After saying that it was essentially none of their business, he explained that the world of moviemaking had pretty much no mystery left to it and that sort of made him sad. He continued: "You don't want the magician to show his tricks, or how he did them, do you? So, I do think that is a very private thing that we actors should protect ourselves from." He did say that getting ready for roles got easier as time went by and he got more and more experience, until "you can tackle great roles knowing that you have a mastery of technique."

In other words? Whatever he did, it totally worked for him, and everyone should really just sit back and enjoy the show.

Christopher Plummer was becoming the new go-to guy

In 2017, Looper announced that director Ridley Scott had cut Kevin Spacey from a major role in All the Money in the World amid accusations of sexual misconduct. Spacey had already done days of work on the film, and they needed someone to not just step in, but to prep for reshoots... like, yesterday.

Scott headed to New York to catch Christopher Plummer just before he headed to Florida on vacation, and according to The Guardian, it all happened with shocking speed. Plummer signed on just a few weeks before the film was set to premiere, and he only had about two days to get to England and learn his lines. From start to finish, the whole thing was just a few weeks, and according to Plummer, his theater background provided some seriously valuable experience in learning lines on the fly... literally. 

He told The Hollywood Reporter that he refused an offer to watch the footage with Spacey and just sort of jumped in with both feet — adding that while he had met the real-life version of his character (J. Paul Getty) at parties a few times in the 60s and 70s, most of it was still "imagination of what the man must've been."

Christopher Plummer was super picky about who he worked with

When Christopher Plummer (pictured, with Shirley MacLaine) was brought in as a last-minute replacement for the disgraced Kevin Spacey, he had just days to prepare. When it came time to shoot, it wasn't just Plummer who was needed on set — costars Michelle Williams and Mark Wahlberg had to return, too. According to The Hollywood Reporter, Plummer had nothing but accolades for both of them. He was an "enormous fan" of Williams, he said, and added that he "absolutely adore[d]" her. As for Wahlberg, he lauded him as "so good," and that "they were just delightful to work with."

And that's incredibly high praise, because Plummer isn't head-over-heels for this next generation of actors. After being lauded for the on-screen chemistry he had with Helen Mirren in The Last Station, he told Boston that he basically got along with everyone he worked with, because if he didn't respect them, he wasn't going to work with them. And as far as the 20-somethings he was dealing with in 2010, well...

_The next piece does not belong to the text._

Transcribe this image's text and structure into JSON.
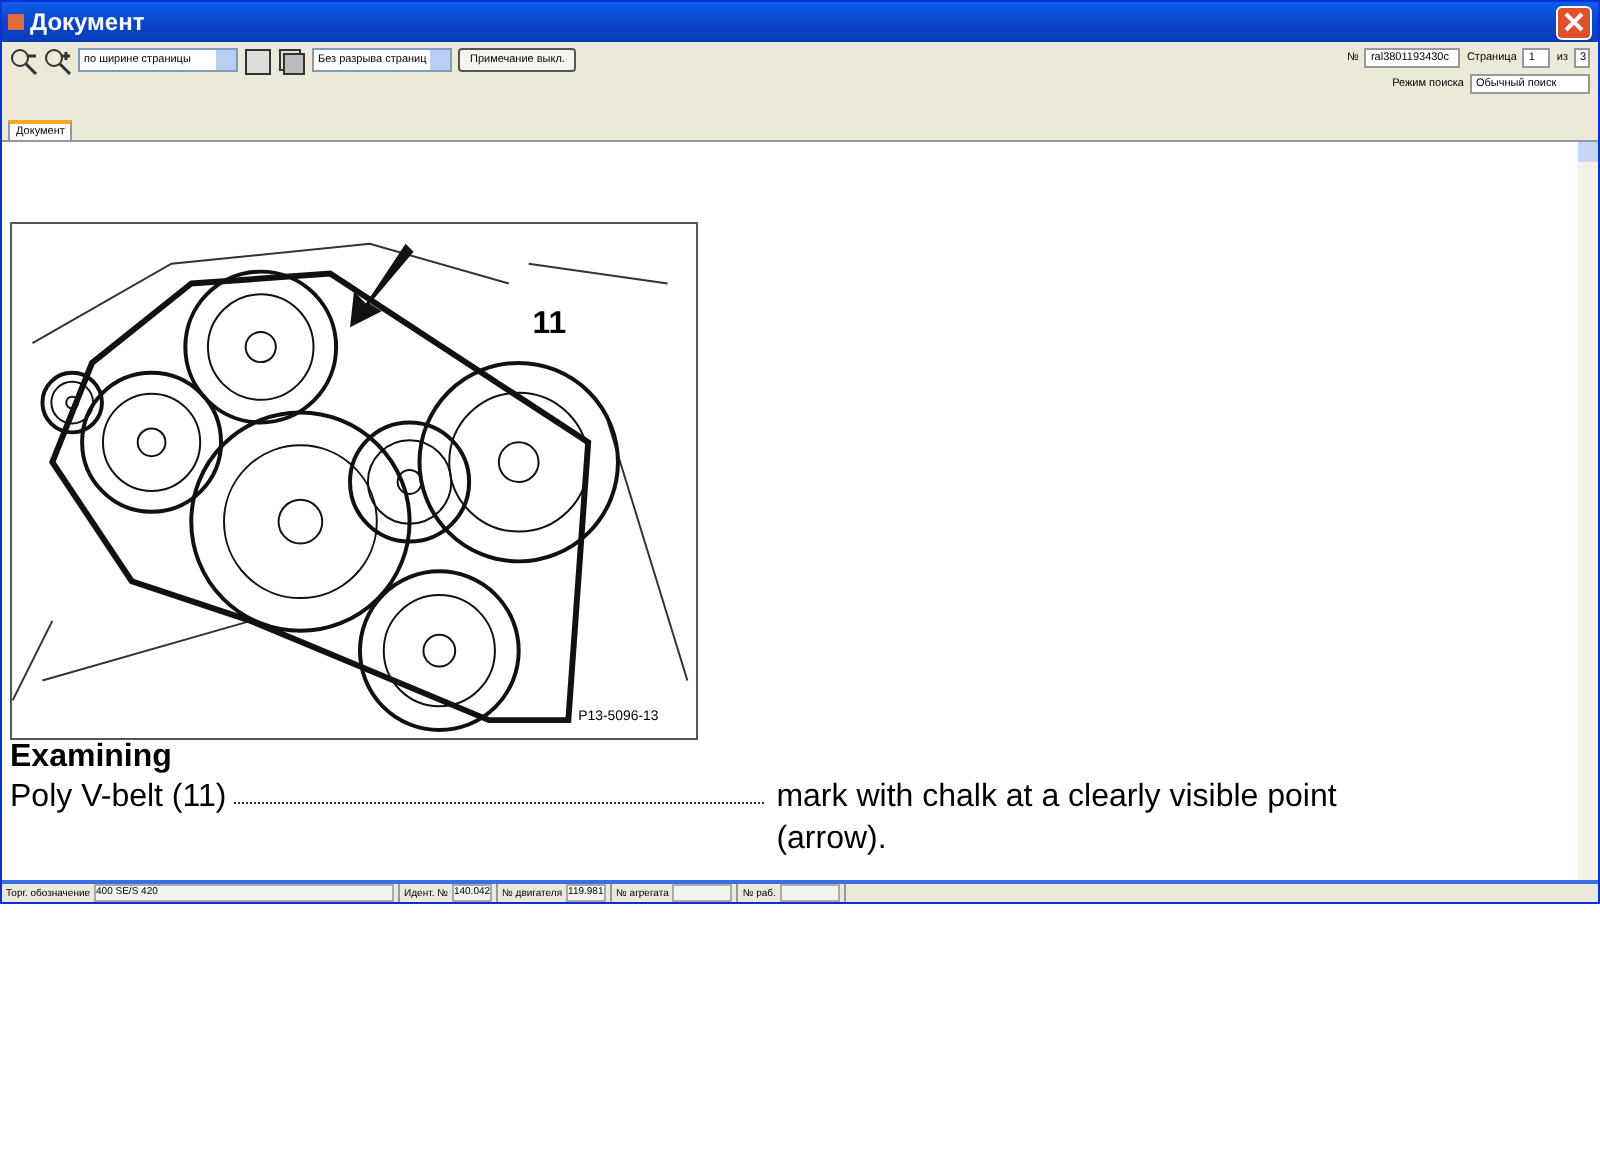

"They are a problematic bunch. There's the odd one who comes to the front, but for the most part, it's all about being boys ... These young actors are not trained enough. They jump into television and want to be stars without doing any work. And they do become stars, but will it last?"